PNW Landscape Plant Guide

brought to you by the plant geeks at Calendula Farm

Thimbleberry (Rubus parviflorus)

Many hikers of Pacific Northwest trails know Thimbleberry. It’s one of the two most well known native wild raspberries. Strong opinions are held regarding Thimbleberry or Salmonberry being the best. We’re not going to beat around the bushes here. We side with the Thimbleberry. It has a rich, deep, complex raspberry flavor, and the plant does not produce a ton of berries, the scarcity of which makes them even more enjoyable.

Thimbleberries are hikers’ treats partly because their happy place is growing along trail edges, forest clearings, and roadsides. They love tucking in as understory plants at the open edges of forests where they get some shade on their backsides and some sun on their faces. They grow 2-3 feet tall and, like any raspberry, want to keep sending up new shoots to form a colony. In a well watered in a civilized garden they will spread quickly. If they push too far, use a shovel to chop the colony back to a preferred size. Thimbleberries work best in the urban landscape as a background plant or in a back corner under trees where they can fill in and define the boundary of your kingdom.

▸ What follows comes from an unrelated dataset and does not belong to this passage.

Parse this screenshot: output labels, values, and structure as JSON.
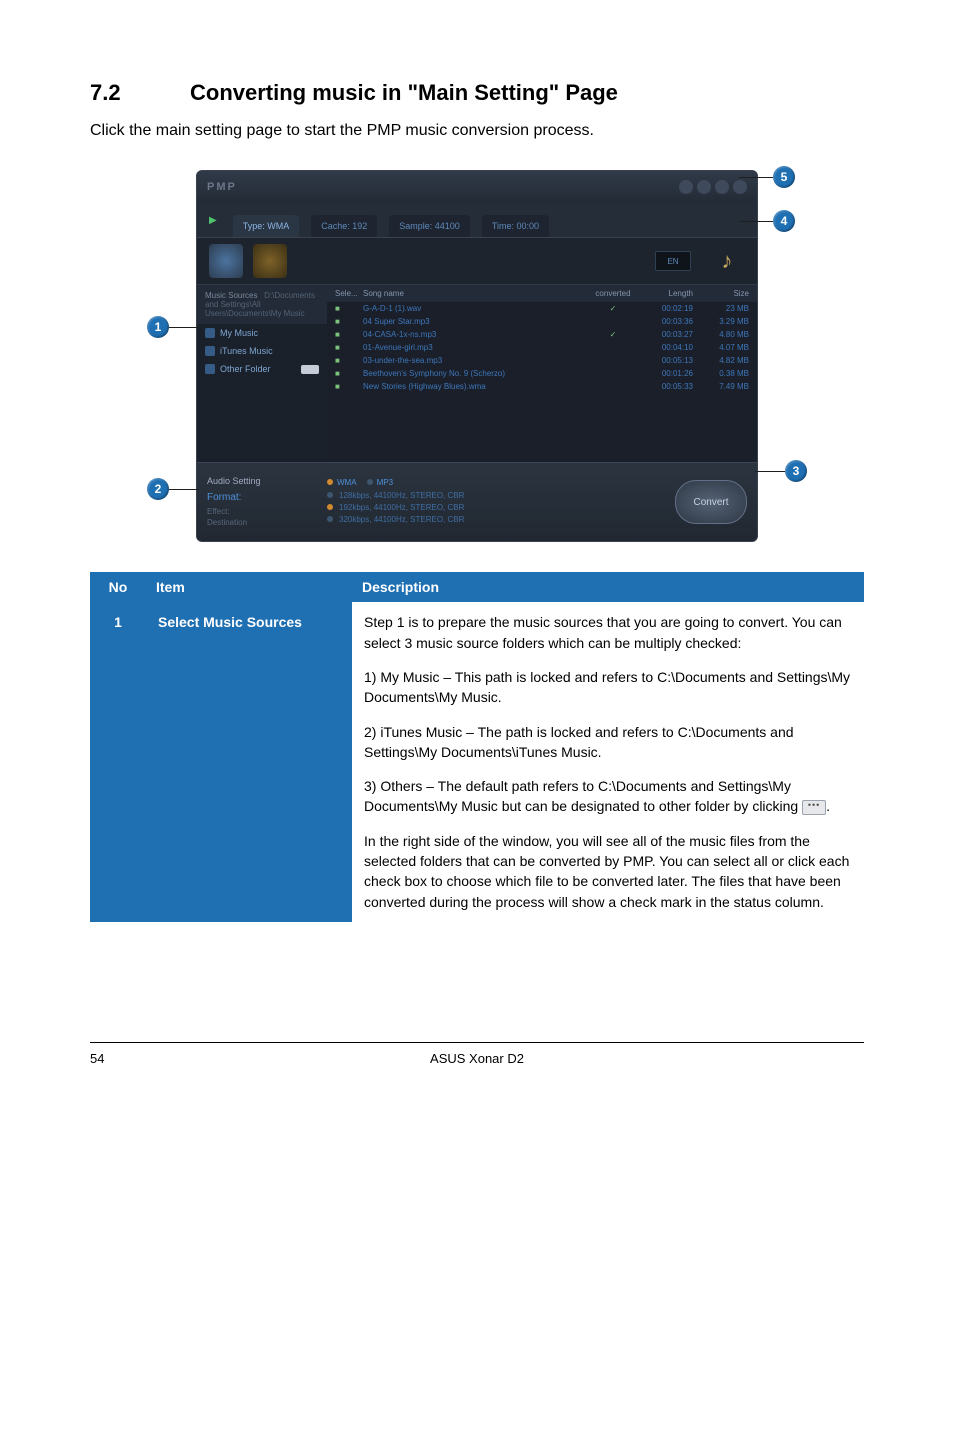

Thimbleberries have 1.5 inch flat white flowers which appear in late May and well into June. These turn to berries in a dome shape, sort of like half of a regular raspberry. The berry starts out pink and transitions to orange, then ripens in late June to deep red, sweet and wonderful.